Once they arrived in Baton Rouge, and Anna was admitted to the Woman’s Hospital N.I.C.U., the couple and their mothers were taken in by obstetrician and gynecologist Dr. F.A. Moore III and his wife, Karen, who had volunteered along with others to provide places to stay for incoming families.

Six days later, Corine Rueb and her daughter were flown back to the Netherlands, in a Lear jet sent here by the Netherlands government, with Carel Rueb traveling at the same time on a commercial flight.

Also on the Lear jet from the Netherlands, providing care for Anna, said Dr. Moore, was a neonatologist, a respiratory therapist and a registered nurse.

Before the Ruebs returned to the Netherlands, arrangements had to be made to provide a temporary passport for Anna, for her arrival in her parents’ homeland.

During their visit to Louisiana in mid-August, Carel and Corine Rueb and their daughter visited with nurses like Jenny Silbemagel, Karen Guillory and Laurel Kitto, now manager of the N.I.C.U., who remembered the couple from the Netherlands.

The Ruebs also got to say hello to Dr. Steven Spedale, chief of neonatology at Woman’s, who coordinated all of the emergency transportations to Woman’s Hospital in the wake of Katrina.

In the days after the storm, babies were arriving by helicopter and ambulance, he said.

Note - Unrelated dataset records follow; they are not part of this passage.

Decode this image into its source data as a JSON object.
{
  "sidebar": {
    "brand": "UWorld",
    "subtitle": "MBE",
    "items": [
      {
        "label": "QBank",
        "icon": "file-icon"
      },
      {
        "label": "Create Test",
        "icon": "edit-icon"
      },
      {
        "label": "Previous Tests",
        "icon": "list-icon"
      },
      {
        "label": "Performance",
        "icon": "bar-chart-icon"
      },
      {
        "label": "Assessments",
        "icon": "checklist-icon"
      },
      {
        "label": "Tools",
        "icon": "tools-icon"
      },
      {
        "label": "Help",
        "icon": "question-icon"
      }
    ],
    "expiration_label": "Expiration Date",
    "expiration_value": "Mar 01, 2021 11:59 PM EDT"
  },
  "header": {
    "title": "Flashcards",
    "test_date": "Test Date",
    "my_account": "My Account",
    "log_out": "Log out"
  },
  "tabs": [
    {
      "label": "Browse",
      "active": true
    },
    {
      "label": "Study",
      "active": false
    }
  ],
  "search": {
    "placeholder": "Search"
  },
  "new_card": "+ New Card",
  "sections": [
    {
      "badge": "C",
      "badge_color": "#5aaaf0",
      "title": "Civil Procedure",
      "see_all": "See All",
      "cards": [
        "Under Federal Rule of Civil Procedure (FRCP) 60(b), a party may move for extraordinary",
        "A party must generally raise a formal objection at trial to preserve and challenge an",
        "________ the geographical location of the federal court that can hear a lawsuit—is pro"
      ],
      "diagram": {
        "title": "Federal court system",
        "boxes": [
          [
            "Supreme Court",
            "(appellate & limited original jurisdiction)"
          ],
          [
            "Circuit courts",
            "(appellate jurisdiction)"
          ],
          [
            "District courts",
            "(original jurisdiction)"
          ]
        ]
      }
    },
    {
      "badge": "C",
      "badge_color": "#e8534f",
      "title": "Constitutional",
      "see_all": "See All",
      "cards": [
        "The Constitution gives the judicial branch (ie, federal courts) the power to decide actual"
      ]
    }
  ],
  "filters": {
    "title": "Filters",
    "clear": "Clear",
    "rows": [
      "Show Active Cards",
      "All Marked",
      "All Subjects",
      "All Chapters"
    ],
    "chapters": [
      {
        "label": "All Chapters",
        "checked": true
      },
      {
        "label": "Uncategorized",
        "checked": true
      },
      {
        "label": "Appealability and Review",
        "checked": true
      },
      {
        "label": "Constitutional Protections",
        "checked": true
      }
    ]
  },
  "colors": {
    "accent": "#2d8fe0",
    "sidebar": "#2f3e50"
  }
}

Some were driven over by their parents and some by physicians, Spedale said.

“Pretty much however they could get out of New Orleans,” he said.

While here, the Ruebs were also able to visit quite a bit with the Moores, who have come to seem like their U.S. family, after providing a temporary home and refuge six years ago.

Anna, who will be starting first grade in September, calls Dr. Moore and his wife, Opa and Oma, grandpa and grandma.

While here, the Ruebs and the Moores visited the Audubon Zoo in New Orleans and the Baton Rouge Zoo.

When asked about her favorite animal — her father translating the question for her — Anna (her name is pronounced “Ah-na”) replied through him that she likes the jaguar best.

She calls it Simba, after the character in the movie, “The Lion King,” her favorite movie, her dad said.

Corine Rueb said that people have told her that Anna, who has “Louisiana” as one of her middle names, should return to her namesake state (there’s even a town in Louisiana named Zwolle in honor of the Dutch town, when she’s 18 and become an LSU Tiger.

Corine Rueb said that just might happen one day.